"US Citizenship and Immigration Services said DACA recipients whose permits expire before March 5, 2018, would be allowed to apply for renewal. They must do so before October 5, 2017, however." 14
Some related essays on this web site about President Trump that may interest you:
Part 1: Inauguration. Executive order to implement anti-Muslim ban. Court case. Airport demonstrations. Mosque burned to the ground.
Part 2: Reactions of politicians outside the U.S. Mass murder at a Canadian mosque.
Part 3: Synagogue attacked in Chicago. NYC subway train vandalized. Would Jesus approve of the Executive Order?
Part 4: What would Jesus Do about Muslim refugees?
Part 5: Reactions to President Trump's executive order by Arianna Huffington, a Christian talk show, The Harvard University Law School Review, and the 9th U.S. Circuit Court of Appeals -- a diverse group.
Part 6: More Anti-religious Talk And Violence, 2017-FEB-09 to 19. President's approval rating sinks.
Part 7: Bomb Threats at Community Centers. Reaction by some Christian denominations and leaders to Trump's executive order.
Part 8: Reactions by religious leaders to President
Trump's 1st Muslim country ban.
Trump issues second Muslim ban.
Part 9: Bomb Threats To U.S. Jewish Community Centers Continue; Ignored By The Trump Admin.
Part 10: Bomb threats extend to Jewish Community Centers in Canada. Federal court in Hawaii stops President Trump's second Muslim country ban.
Part 11: Federal Courts stop President Trump's second Muslim country ban (Cont'd).
Part 12: Courts stop 2nd Muslim country ban (Concl.). Public assessment of the President. Earth Day 2017.

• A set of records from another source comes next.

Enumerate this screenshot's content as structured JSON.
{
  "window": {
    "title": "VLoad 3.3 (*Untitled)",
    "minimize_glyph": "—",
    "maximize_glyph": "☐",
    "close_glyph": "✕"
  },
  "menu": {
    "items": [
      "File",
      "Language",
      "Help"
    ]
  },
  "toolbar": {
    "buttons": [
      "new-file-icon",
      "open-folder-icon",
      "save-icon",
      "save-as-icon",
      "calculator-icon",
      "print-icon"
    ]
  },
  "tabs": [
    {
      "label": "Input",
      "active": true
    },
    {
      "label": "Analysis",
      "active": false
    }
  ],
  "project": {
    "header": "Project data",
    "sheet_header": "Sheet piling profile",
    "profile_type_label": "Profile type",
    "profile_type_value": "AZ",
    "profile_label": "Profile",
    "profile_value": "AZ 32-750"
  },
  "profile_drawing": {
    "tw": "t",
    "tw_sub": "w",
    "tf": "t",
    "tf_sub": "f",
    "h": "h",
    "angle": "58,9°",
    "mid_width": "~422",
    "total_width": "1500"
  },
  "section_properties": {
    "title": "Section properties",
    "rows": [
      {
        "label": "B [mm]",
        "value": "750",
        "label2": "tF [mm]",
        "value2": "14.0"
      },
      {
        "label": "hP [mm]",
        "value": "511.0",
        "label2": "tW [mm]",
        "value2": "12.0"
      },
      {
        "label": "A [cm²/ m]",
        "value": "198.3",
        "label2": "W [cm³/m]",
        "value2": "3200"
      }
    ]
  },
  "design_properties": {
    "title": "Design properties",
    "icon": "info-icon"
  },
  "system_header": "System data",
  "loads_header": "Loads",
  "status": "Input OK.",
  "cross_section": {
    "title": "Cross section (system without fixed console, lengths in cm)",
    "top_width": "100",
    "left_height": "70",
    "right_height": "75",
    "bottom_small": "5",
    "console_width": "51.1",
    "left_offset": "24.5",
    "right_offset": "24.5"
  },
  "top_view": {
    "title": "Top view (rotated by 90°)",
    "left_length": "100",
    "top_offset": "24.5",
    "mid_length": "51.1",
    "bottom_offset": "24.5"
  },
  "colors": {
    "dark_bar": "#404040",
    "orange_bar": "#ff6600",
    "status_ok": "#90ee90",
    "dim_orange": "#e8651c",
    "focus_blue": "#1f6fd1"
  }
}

Part 13: Is Pres. Trump successfully changing Washington? More federal court rulings on his Muslim travel ban. His approval/disapproval ratings among the public.
Part 14: Supreme Court Accepts Muslim Ban Appeal. President Trump Visits Poland. The Blaze's poll.
Part 15: The Nazi/alt-right/white nationalists rally in Charlottesville, VA and its impacts (Being written).
Part 18: Worst Enemy or Best Advocate? An essay donated by Contributing Editor Susan Humphreys.
The following information sources were used to prepare and update the above
essay. The hyperlinks are not necessarily still active today.
Lauren Rosenblatt, "Protesters march in Washington to show support for DACA," Los Angeles Times, 2017-SEP-05, at: http://www.latimes.com/ (The LA Times permits reuse of this image by other web sites, Facebook, etc.)